Moreover, there is no attendant increase in drug use. On the contrary, the National Institutes of Health has found that drug users in areas that offer syringe exchange are more likely to get treatment due to regular contact with outreach workers.

In Philadelphia, where Prevention Point Philly's needle exchange program has been distributing clean needles since 1992, public health officials have seen a marked decrease in HIV infections. According to a study by the Center for Studies of Addiction at the University of Pennsylvania, the years following establishment of a citywide needle exchange saw the annual rate of new HIV infections among intravenous drug users drop from 6.8 percent to less than 0.05 percent.

With the fourth-largest exchange program in the country, Prevention Point Philly exchanged more than one million syringes last year, serving nearly 4,000 drug users. In 1991, a year before the program was sanctioned by then-Mayor Ed Rendell, nearly half of those people would have had HIV. Today, only one in 10 does.

And those are just the public health implications. Consider the financial ramifications: It costs just 8 cents to provide a clean needle to an addict, compared with more than $300,000 in medical costs alone to care for someone with AIDS. Even those without a care for the suffering of HIV-infected addicts can do that math.

According to executive director Jose A. Benitez, Prevention Point is unlikely to be directly affected by the reinstated federal ban, because Pennsylvania already prohibits money passing through its coffers - including federal funds - from supporting needle exchange. That's a dubious oversight in a state whose former governor helped create the program, and it has forced Prevention Point to depend exclusively on the city and a handful of foundations. Benitez expects private funding to become even tighter once federal money dries up.

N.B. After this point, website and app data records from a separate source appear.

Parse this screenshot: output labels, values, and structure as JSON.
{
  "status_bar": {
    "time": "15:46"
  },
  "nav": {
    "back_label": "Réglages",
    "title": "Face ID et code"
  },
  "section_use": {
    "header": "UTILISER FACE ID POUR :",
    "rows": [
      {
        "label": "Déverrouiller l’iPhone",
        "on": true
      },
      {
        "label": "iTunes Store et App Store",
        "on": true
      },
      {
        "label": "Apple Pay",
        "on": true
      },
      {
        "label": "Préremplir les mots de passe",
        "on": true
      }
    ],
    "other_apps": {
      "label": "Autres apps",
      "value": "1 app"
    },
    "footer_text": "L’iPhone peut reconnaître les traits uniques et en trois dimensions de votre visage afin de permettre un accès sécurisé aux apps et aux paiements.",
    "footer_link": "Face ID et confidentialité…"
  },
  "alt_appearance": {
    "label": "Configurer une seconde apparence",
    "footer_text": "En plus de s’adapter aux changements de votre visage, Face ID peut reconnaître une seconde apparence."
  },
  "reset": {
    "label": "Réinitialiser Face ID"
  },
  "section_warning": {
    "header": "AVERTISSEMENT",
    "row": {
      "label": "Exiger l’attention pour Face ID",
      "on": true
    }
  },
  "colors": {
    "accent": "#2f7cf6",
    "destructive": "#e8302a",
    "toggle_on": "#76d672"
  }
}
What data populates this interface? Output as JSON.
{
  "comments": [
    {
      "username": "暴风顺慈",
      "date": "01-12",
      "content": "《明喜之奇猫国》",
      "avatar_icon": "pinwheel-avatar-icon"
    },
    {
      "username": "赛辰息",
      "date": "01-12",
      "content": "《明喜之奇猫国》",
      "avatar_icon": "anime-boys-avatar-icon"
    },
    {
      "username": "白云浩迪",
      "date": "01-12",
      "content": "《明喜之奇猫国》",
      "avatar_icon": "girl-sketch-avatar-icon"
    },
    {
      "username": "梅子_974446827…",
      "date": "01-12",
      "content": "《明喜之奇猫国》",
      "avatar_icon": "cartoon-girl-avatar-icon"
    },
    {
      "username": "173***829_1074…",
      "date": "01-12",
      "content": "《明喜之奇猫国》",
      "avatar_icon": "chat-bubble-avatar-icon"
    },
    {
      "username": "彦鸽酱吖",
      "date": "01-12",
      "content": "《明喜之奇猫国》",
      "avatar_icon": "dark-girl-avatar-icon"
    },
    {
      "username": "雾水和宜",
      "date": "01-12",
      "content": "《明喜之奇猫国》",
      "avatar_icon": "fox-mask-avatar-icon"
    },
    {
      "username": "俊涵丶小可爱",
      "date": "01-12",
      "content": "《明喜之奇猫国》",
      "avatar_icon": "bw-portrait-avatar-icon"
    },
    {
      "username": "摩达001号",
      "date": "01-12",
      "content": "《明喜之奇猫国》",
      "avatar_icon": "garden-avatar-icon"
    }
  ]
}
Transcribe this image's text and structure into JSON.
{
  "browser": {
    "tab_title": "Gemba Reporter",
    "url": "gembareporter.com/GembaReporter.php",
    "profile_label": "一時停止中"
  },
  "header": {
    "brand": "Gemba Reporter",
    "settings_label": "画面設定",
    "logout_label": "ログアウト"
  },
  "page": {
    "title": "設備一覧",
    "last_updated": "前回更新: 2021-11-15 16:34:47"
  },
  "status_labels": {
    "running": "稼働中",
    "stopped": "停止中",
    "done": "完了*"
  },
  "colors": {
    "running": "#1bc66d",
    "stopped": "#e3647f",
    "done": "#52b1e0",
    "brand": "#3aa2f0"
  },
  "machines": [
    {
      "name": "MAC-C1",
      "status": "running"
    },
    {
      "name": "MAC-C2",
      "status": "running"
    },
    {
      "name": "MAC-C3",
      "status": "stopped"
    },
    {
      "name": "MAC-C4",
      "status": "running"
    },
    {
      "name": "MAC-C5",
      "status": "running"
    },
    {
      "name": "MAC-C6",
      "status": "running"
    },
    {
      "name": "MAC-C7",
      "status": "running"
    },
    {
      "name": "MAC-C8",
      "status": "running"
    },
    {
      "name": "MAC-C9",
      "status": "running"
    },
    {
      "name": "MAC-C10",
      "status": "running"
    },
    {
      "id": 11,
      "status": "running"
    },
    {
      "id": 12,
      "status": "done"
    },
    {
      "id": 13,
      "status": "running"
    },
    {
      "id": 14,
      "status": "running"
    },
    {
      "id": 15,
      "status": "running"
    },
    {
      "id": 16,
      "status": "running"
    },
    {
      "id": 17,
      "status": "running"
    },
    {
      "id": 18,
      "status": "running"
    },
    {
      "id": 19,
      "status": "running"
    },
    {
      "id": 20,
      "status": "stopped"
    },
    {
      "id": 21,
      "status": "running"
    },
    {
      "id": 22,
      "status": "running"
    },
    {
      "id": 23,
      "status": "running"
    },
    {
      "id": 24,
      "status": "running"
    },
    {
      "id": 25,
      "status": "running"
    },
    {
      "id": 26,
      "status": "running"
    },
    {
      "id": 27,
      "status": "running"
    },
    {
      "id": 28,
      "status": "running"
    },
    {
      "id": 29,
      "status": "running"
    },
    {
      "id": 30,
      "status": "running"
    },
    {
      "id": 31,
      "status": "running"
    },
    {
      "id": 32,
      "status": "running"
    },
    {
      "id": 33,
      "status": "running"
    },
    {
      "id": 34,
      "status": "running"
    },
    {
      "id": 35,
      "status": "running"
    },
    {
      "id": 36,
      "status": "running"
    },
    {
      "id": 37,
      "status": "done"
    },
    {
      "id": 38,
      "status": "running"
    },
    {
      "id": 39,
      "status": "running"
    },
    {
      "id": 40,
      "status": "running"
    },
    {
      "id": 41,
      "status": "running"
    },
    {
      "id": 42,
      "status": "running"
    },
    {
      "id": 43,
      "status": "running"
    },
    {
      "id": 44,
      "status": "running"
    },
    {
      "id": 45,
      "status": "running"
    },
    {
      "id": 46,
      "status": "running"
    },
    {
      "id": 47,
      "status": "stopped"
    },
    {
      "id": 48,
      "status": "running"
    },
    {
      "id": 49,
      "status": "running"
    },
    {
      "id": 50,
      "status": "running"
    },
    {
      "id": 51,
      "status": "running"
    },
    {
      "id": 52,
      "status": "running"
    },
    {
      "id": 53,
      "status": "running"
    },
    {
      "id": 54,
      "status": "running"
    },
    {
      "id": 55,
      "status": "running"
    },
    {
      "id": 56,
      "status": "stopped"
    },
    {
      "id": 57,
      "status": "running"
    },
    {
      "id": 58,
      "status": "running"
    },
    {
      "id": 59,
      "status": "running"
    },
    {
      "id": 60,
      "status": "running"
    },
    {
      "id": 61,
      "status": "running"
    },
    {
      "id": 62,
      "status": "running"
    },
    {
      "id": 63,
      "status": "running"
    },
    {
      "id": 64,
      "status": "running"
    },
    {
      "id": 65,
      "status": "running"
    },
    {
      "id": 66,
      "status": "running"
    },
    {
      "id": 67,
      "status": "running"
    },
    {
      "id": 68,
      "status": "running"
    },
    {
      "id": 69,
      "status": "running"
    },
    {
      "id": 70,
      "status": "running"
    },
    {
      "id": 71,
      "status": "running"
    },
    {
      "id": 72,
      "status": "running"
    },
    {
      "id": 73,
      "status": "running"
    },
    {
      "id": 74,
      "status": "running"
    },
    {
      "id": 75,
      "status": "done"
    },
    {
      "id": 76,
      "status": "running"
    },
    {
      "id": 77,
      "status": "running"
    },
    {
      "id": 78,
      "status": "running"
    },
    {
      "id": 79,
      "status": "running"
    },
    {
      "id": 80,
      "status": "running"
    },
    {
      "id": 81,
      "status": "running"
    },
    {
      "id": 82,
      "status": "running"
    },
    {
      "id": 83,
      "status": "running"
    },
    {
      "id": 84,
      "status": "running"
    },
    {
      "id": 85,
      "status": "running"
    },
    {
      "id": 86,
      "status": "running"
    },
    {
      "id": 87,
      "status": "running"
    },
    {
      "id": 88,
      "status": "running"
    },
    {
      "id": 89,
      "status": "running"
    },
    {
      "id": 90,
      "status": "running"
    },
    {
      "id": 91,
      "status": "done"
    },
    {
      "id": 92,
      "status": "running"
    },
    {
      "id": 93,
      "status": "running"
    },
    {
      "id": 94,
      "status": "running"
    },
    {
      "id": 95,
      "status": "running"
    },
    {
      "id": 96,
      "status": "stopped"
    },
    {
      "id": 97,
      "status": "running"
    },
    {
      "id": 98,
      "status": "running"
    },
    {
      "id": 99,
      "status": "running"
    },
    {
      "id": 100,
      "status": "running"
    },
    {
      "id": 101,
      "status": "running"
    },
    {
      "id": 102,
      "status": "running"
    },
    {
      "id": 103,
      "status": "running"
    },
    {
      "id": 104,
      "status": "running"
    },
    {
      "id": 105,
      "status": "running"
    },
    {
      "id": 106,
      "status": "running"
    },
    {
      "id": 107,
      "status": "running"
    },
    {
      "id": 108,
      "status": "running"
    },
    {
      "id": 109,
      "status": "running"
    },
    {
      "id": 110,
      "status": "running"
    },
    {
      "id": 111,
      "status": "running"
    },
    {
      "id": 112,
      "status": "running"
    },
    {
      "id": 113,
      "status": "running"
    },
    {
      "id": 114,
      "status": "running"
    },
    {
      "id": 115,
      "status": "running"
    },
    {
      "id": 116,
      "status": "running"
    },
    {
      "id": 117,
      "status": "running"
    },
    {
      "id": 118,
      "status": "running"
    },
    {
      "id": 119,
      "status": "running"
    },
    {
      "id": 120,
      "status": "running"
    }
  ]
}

By prohibiting states from using their federal HIV funding as they see fit, Congress has allowed a handful of zero-tolerance zealots to hijack a public health initiative that saves taxpayers money and prevents unnecessary pain and suffering. And these are the people we hired to look out for us?